## Your objective:
Could you write out each of the records below exactly?

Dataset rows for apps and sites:

+---+

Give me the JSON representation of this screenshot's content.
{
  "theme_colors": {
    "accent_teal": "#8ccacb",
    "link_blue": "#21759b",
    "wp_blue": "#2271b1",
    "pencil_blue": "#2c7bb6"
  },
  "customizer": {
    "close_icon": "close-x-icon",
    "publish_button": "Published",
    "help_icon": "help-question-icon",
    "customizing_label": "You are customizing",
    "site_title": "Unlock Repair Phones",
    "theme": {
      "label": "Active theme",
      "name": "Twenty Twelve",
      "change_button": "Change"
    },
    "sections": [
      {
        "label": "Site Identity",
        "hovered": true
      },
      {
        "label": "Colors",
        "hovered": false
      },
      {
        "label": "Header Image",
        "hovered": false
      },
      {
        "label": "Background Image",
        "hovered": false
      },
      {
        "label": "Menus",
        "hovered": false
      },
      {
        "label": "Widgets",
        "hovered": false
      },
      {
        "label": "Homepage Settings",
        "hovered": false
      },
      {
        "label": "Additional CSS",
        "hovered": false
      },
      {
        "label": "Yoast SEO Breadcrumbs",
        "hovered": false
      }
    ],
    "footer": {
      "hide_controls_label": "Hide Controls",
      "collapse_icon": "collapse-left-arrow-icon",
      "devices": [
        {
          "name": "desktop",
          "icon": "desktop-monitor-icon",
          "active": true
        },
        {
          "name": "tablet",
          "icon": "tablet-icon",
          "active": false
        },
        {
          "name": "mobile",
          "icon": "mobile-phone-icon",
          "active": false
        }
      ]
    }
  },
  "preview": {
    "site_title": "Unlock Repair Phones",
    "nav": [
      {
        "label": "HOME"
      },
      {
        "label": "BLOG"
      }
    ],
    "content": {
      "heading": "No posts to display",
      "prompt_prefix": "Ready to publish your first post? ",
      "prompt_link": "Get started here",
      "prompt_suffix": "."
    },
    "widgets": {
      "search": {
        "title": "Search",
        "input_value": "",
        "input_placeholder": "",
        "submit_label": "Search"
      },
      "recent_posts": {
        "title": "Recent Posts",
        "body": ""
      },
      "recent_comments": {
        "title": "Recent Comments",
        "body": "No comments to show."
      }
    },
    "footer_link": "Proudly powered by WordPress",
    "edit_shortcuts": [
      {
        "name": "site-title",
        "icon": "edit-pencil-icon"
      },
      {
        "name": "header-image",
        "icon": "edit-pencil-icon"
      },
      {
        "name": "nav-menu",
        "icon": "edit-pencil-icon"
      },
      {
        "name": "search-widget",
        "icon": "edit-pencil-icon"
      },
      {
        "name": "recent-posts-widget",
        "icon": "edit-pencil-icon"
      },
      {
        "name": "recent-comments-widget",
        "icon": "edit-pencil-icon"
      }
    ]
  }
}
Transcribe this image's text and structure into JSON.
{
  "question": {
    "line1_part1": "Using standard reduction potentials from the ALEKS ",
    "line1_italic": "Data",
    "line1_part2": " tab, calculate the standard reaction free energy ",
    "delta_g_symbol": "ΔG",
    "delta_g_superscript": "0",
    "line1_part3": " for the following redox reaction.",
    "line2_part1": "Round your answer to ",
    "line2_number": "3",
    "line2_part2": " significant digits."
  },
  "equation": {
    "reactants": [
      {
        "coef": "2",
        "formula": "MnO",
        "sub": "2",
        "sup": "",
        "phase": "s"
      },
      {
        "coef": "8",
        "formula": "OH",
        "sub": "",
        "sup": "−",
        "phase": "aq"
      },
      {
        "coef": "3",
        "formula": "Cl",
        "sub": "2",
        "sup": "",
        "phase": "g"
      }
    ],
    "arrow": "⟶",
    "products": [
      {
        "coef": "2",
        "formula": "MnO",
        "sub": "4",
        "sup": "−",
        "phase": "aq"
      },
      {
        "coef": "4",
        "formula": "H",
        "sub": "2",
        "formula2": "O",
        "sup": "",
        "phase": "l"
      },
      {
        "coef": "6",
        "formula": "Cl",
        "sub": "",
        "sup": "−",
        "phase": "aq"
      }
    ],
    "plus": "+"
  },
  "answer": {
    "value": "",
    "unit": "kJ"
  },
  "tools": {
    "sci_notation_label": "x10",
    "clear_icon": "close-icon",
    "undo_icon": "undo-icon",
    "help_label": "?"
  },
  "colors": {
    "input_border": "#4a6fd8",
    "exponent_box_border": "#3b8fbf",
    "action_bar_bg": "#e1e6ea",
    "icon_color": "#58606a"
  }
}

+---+

## Answer section:
Give me the JSON representation of this screenshot's content.
{
  "theme_colors": {
    "accent_teal": "#8ccacb",
    "link_blue": "#21759b",
    "wp_blue": "#2271b1",
    "pencil_blue": "#2c7bb6"
  },
  "customizer": {
    "close_icon": "close-x-icon",
    "publish_button": "Published",
    "help_icon": "help-question-icon",
    "customizing_label": "You are customizing",
    "site_title": "Unlock Repair Phones",
    "theme": {
      "label": "Active theme",
      "name": "Twenty Twelve",
      "change_button": "Change"
    },
    "sections": [
      {
        "label": "Site Identity",
        "hovered": true
      },
      {
        "label": "Colors",
        "hovered": false
      },
      {
        "label": "Header Image",
        "hovered": false
      },
      {
        "label": "Background Image",
        "hovered": false
      },
      {
        "label": "Menus",
        "hovered": false
      },
      {
        "label": "Widgets",
        "hovered": false
      },
      {
        "label": "Homepage Settings",
        "hovered": false
      },
      {
        "label": "Additional CSS",
        "hovered": false
      },
      {
        "label": "Yoast SEO Breadcrumbs",
        "hovered": false
      }
    ],
    "footer": {
      "hide_controls_label": "Hide Controls",
      "collapse_icon": "collapse-left-arrow-icon",
      "devices": [
        {
          "name": "desktop",
          "icon": "desktop-monitor-icon",
          "active": true
        },
        {
          "name": "tablet",
          "icon": "tablet-icon",
          "active": false
        },
        {
          "name": "mobile",
          "icon": "mobile-phone-icon",
          "active": false
        }
      ]
    }
  },
  "preview": {
    "site_title": "Unlock Repair Phones",
    "nav": [
      {
        "label": "HOME"
      },
      {
        "label": "BLOG"
      }
    ],
    "content": {
      "heading": "No posts to display",
      "prompt_prefix": "Ready to publish your first post? ",
      "prompt_link": "Get started here",
      "prompt_suffix": "."
    },
    "widgets": {
      "search": {
        "title": "Search",
        "input_value": "",
        "input_placeholder": "",
        "submit_label": "Search"
      },
      "recent_posts": {
        "title": "Recent Posts",
        "body": ""
      },
      "recent_comments": {
        "title": "Recent Comments",
        "body": "No comments to show."
      }
    },
    "footer_link": "Proudly powered by WordPress",
    "edit_shortcuts": [
      {
        "name": "site-title",
        "icon": "edit-pencil-icon"
      },
      {
        "name": "header-image",
        "icon": "edit-pencil-icon"
      },
      {
        "name": "nav-menu",
        "icon": "edit-pencil-icon"
      },
      {
        "name": "search-widget",
        "icon": "edit-pencil-icon"
      },
      {
        "name": "recent-posts-widget",
        "icon": "edit-pencil-icon"
      },
      {
        "name": "recent-comments-widget",
        "icon": "edit-pencil-icon"
      }
    ]
  }
}
Transcribe this image's text and structure into JSON.
{
  "question": {
    "line1_part1": "Using standard reduction potentials from the ALEKS ",
    "line1_italic": "Data",
    "line1_part2": " tab, calculate the standard reaction free energy ",
    "delta_g_symbol": "ΔG",
    "delta_g_superscript": "0",
    "line1_part3": " for the following redox reaction.",
    "line2_part1": "Round your answer to ",
    "line2_number": "3",
    "line2_part2": " significant digits."
  },
  "equation": {
    "reactants": [
      {
        "coef": "2",
        "formula": "MnO",
        "sub": "2",
        "sup": "",
        "phase": "s"
      },
      {
        "coef": "8",
        "formula": "OH",
        "sub": "",
        "sup": "−",
        "phase": "aq"
      },
      {
        "coef": "3",
        "formula": "Cl",
        "sub": "2",
        "sup": "",
        "phase": "g"
      }
    ],
    "arrow": "⟶",
    "products": [
      {
        "coef": "2",
        "formula": "MnO",
        "sub": "4",
        "sup": "−",
        "phase": "aq"
      },
      {
        "coef": "4",
        "formula": "H",
        "sub": "2",
        "formula2": "O",
        "sup": "",
        "phase": "l"
      },
      {
        "coef": "6",
        "formula": "Cl",
        "sub": "",
        "sup": "−",
        "phase": "aq"
      }
    ],
    "plus": "+"
  },
  "answer": {
    "value": "",
    "unit": "kJ"
  },
  "tools": {
    "sci_notation_label": "x10",
    "clear_icon": "close-icon",
    "undo_icon": "undo-icon",
    "help_label": "?"
  },
  "colors": {
    "input_border": "#4a6fd8",
    "exponent_box_border": "#3b8fbf",
    "action_bar_bg": "#e1e6ea",
    "icon_color": "#58606a"
  }
}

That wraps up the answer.